» **Required work**: What lines below hold the string "Advertised"? Copy them all.

» **Given records**:

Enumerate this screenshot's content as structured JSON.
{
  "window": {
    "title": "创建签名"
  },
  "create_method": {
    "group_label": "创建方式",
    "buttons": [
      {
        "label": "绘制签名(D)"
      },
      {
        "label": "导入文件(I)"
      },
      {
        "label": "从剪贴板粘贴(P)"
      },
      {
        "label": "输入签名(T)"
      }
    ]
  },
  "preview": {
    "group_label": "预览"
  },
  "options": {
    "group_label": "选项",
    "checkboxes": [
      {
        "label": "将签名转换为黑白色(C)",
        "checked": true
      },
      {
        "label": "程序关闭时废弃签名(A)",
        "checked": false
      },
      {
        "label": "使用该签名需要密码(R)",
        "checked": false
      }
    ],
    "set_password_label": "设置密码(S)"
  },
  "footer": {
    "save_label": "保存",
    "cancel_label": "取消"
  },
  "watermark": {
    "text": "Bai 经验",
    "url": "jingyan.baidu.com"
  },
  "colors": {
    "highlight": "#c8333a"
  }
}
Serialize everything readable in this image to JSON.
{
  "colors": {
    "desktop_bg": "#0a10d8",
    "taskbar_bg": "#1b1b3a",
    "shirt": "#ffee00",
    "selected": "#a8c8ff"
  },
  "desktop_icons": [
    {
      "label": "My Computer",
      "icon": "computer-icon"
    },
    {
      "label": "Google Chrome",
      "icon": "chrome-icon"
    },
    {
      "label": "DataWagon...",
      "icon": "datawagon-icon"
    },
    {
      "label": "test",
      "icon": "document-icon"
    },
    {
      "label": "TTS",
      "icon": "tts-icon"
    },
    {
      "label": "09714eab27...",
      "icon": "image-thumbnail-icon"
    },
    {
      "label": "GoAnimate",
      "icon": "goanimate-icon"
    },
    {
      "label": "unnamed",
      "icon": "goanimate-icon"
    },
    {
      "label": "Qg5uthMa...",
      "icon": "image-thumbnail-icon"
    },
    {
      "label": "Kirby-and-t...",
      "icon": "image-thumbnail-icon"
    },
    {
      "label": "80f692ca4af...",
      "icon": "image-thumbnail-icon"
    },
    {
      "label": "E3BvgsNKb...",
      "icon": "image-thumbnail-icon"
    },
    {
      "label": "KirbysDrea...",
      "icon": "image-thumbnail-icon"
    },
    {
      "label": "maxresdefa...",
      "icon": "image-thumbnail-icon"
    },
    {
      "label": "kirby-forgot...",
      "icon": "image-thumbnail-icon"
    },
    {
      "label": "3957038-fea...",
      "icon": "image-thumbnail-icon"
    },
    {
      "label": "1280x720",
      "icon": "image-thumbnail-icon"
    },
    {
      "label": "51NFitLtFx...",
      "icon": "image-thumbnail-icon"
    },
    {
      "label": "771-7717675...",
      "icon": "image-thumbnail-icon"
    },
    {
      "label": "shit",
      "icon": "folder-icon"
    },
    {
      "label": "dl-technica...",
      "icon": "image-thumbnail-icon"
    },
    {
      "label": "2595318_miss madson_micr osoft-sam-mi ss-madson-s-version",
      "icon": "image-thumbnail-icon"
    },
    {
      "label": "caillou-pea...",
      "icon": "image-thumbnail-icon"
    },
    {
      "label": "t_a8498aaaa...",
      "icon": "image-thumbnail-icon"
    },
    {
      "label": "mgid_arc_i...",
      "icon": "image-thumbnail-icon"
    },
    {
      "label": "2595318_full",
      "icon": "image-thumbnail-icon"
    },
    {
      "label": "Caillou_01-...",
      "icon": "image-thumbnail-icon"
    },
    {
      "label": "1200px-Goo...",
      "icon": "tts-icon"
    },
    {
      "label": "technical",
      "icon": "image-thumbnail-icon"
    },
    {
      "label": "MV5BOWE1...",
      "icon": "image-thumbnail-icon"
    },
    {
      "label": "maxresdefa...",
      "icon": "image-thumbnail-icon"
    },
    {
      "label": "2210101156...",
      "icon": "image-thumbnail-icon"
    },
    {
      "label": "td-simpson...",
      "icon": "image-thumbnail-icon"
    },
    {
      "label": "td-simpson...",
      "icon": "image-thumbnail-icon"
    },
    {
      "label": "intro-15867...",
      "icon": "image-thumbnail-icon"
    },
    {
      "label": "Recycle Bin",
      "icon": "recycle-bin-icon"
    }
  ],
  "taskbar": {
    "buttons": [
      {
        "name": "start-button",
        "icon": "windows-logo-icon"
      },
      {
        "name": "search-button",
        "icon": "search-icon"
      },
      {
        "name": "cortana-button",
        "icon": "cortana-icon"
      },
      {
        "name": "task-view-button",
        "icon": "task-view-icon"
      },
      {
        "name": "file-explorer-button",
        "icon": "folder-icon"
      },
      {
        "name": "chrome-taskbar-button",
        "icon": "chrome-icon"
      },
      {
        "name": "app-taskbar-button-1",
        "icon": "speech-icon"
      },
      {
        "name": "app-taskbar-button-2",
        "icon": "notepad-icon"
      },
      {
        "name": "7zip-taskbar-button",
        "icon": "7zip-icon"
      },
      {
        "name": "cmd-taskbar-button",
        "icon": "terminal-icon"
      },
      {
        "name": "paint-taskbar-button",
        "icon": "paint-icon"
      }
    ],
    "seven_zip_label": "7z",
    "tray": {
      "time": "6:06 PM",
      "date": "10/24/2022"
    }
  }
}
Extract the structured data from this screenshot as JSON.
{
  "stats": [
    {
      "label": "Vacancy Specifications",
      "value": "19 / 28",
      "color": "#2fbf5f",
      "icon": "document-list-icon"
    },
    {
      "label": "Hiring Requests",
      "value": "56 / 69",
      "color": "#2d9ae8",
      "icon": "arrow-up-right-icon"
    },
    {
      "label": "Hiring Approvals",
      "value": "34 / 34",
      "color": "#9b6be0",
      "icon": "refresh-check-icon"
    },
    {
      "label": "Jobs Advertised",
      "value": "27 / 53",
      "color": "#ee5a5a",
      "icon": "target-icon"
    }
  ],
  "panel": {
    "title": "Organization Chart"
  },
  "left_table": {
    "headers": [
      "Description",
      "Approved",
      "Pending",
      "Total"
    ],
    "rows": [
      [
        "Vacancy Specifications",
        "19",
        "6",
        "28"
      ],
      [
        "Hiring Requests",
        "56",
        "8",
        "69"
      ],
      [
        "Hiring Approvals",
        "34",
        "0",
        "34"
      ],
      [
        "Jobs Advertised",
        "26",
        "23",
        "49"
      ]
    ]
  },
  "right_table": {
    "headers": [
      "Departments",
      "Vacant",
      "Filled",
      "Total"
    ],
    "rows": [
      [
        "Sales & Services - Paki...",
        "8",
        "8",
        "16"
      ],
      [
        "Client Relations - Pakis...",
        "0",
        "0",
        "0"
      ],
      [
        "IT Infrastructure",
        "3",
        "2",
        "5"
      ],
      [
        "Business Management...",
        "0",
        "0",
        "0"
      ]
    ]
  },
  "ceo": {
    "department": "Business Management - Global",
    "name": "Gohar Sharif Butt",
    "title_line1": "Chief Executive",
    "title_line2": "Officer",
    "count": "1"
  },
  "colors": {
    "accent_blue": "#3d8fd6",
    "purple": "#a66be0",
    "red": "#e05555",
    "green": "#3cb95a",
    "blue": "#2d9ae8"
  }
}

» **Answer to the exercise**:
      "label": "Jobs Advertised",
        "Jobs Advertised",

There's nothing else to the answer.